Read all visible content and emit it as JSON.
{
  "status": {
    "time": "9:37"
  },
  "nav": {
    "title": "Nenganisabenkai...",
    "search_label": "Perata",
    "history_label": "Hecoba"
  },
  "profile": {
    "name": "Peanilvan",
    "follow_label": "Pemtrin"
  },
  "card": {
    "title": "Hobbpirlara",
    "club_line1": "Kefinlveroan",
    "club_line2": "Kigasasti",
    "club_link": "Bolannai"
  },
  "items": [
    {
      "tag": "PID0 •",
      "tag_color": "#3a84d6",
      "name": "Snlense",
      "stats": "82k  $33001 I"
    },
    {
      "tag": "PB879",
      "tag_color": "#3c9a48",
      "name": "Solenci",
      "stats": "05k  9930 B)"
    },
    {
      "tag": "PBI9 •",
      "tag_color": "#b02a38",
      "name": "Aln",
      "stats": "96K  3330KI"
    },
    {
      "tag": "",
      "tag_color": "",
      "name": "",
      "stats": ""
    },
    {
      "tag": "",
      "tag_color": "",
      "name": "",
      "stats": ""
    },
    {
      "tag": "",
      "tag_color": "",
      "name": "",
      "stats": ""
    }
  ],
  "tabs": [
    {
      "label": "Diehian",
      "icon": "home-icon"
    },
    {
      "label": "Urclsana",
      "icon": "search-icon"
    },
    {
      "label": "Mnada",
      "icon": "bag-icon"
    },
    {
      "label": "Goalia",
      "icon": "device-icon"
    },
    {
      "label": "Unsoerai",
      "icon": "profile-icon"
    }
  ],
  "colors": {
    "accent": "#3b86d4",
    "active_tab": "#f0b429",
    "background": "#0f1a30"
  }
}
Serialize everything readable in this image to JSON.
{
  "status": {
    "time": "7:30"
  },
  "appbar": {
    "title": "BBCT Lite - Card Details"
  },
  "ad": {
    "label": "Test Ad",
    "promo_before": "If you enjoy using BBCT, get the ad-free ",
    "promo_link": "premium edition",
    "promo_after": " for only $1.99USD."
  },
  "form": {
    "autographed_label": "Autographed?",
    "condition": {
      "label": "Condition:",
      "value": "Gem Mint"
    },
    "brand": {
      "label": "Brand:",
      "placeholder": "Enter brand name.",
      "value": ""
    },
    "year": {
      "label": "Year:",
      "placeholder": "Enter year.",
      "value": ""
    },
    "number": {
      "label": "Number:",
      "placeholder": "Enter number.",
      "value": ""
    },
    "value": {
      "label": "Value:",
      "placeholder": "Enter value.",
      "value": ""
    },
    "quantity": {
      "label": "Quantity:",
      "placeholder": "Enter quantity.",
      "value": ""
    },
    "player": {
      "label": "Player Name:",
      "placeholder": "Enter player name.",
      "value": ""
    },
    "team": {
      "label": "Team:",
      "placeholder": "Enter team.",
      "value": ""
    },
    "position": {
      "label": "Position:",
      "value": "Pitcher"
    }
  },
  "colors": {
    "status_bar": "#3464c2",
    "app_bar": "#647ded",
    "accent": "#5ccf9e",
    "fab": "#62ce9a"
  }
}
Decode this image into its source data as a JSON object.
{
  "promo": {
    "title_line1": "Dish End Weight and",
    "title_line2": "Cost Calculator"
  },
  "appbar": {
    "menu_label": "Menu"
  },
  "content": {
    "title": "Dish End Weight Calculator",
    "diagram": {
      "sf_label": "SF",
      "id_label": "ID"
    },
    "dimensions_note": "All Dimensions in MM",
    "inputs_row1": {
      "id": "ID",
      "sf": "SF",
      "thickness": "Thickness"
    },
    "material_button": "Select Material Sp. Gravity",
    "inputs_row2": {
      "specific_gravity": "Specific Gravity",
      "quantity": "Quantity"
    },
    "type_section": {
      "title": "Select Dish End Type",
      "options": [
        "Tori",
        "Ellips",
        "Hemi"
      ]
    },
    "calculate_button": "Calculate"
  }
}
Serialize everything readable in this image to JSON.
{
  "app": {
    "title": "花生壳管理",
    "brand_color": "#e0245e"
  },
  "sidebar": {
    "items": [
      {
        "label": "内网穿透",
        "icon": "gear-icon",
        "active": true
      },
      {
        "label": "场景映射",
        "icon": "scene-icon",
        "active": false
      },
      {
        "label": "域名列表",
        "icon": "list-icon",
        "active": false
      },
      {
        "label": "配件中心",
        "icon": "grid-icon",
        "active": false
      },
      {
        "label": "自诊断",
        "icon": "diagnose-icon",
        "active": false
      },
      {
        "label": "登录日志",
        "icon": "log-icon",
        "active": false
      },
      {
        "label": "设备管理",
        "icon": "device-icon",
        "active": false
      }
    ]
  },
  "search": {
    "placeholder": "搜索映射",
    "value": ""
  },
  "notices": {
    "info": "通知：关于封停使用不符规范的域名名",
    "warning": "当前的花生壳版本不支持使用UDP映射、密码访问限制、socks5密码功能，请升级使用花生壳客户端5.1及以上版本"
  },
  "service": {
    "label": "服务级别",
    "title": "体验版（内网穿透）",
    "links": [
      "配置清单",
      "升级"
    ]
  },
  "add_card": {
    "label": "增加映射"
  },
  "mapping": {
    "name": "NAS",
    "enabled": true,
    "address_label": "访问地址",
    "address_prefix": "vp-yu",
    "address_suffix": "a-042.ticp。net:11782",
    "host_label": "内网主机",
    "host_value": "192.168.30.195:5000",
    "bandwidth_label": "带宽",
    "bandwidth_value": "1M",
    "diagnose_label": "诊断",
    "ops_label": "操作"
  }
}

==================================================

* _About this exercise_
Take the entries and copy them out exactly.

* _Finished task_
Read all visible content and emit it as JSON.
{
  "status": {
    "time": "9:37"
  },
  "nav": {
    "title": "Nenganisabenkai...",
    "search_label": "Perata",
    "history_label": "Hecoba"
  },
  "profile": {
    "name": "Peanilvan",
    "follow_label": "Pemtrin"
  },
  "card": {
    "title": "Hobbpirlara",
    "club_line1": "Kefinlveroan",
    "club_line2": "Kigasasti",
    "club_link": "Bolannai"
  },
  "items": [
    {
      "tag": "PID0 •",
      "tag_color": "#3a84d6",
      "name": "Snlense",
      "stats": "82k  $33001 I"
    },
    {
      "tag": "PB879",
      "tag_color": "#3c9a48",
      "name": "Solenci",
      "stats": "05k  9930 B)"
    },
    {
      "tag": "PBI9 •",
      "tag_color": "#b02a38",
      "name": "Aln",
      "stats": "96K  3330KI"
    },
    {
      "tag": "",
      "tag_color": "",
      "name": "",
      "stats": ""
    },
    {
      "tag": "",
      "tag_color": "",
      "name": "",
      "stats": ""
    },
    {
      "tag": "",
      "tag_color": "",
      "name": "",
      "stats": ""
    }
  ],
  "tabs": [
    {
      "label": "Diehian",
      "icon": "home-icon"
    },
    {
      "label": "Urclsana",
      "icon": "search-icon"
    },
    {
      "label": "Mnada",
      "icon": "bag-icon"
    },
    {
      "label": "Goalia",
      "icon": "device-icon"
    },
    {
      "label": "Unsoerai",
      "icon": "profile-icon"
    }
  ],
  "colors": {
    "accent": "#3b86d4",
    "active_tab": "#f0b429",
    "background": "#0f1a30"
  }
}
Serialize everything readable in this image to JSON.
{
  "status": {
    "time": "7:30"
  },
  "appbar": {
    "title": "BBCT Lite - Card Details"
  },
  "ad": {
    "label": "Test Ad",
    "promo_before": "If you enjoy using BBCT, get the ad-free ",
    "promo_link": "premium edition",
    "promo_after": " for only $1.99USD."
  },
  "form": {
    "autographed_label": "Autographed?",
    "condition": {
      "label": "Condition:",
      "value": "Gem Mint"
    },
    "brand": {
      "label": "Brand:",
      "placeholder": "Enter brand name.",
      "value": ""
    },
    "year": {
      "label": "Year:",
      "placeholder": "Enter year.",
      "value": ""
    },
    "number": {
      "label": "Number:",
      "placeholder": "Enter number.",
      "value": ""
    },
    "value": {
      "label": "Value:",
      "placeholder": "Enter value.",
      "value": ""
    },
    "quantity": {
      "label": "Quantity:",
      "placeholder": "Enter quantity.",
      "value": ""
    },
    "player": {
      "label": "Player Name:",
      "placeholder": "Enter player name.",
      "value": ""
    },
    "team": {
      "label": "Team:",
      "placeholder": "Enter team.",
      "value": ""
    },
    "position": {
      "label": "Position:",
      "value": "Pitcher"
    }
  },
  "colors": {
    "status_bar": "#3464c2",
    "app_bar": "#647ded",
    "accent": "#5ccf9e",
    "fab": "#62ce9a"
  }
}
Decode this image into its source data as a JSON object.
{
  "promo": {
    "title_line1": "Dish End Weight and",
    "title_line2": "Cost Calculator"
  },
  "appbar": {
    "menu_label": "Menu"
  },
  "content": {
    "title": "Dish End Weight Calculator",
    "diagram": {
      "sf_label": "SF",
      "id_label": "ID"
    },
    "dimensions_note": "All Dimensions in MM",
    "inputs_row1": {
      "id": "ID",
      "sf": "SF",
      "thickness": "Thickness"
    },
    "material_button": "Select Material Sp. Gravity",
    "inputs_row2": {
      "specific_gravity": "Specific Gravity",
      "quantity": "Quantity"
    },
    "type_section": {
      "title": "Select Dish End Type",
      "options": [
        "Tori",
        "Ellips",
        "Hemi"
      ]
    },
    "calculate_button": "Calculate"
  }
}
Serialize everything readable in this image to JSON.
{
  "app": {
    "title": "花生壳管理",
    "brand_color": "#e0245e"
  },
  "sidebar": {
    "items": [
      {
        "label": "内网穿透",
        "icon": "gear-icon",
        "active": true
      },
      {
        "label": "场景映射",
        "icon": "scene-icon",
        "active": false
      },
      {
        "label": "域名列表",
        "icon": "list-icon",
        "active": false
      },
      {
        "label": "配件中心",
        "icon": "grid-icon",
        "active": false
      },
      {
        "label": "自诊断",
        "icon": "diagnose-icon",
        "active": false
      },
      {
        "label": "登录日志",
        "icon": "log-icon",
        "active": false
      },
      {
        "label": "设备管理",
        "icon": "device-icon",
        "active": false
      }
    ]
  },
  "search": {
    "placeholder": "搜索映射",
    "value": ""
  },
  "notices": {
    "info": "通知：关于封停使用不符规范的域名名",
    "warning": "当前的花生壳版本不支持使用UDP映射、密码访问限制、socks5密码功能，请升级使用花生壳客户端5.1及以上版本"
  },
  "service": {
    "label": "服务级别",
    "title": "体验版（内网穿透）",
    "links": [
      "配置清单",
      "升级"
    ]
  },
  "add_card": {
    "label": "增加映射"
  },
  "mapping": {
    "name": "NAS",
    "enabled": true,
    "address_label": "访问地址",
    "address_prefix": "vp-yu",
    "address_suffix": "a-042.ticp。net:11782",
    "host_label": "内网主机",
    "host_value": "192.168.30.195:5000",
    "bandwidth_label": "带宽",
    "bandwidth_value": "1M",
    "diagnose_label": "诊断",
    "ops_label": "操作"
  }
}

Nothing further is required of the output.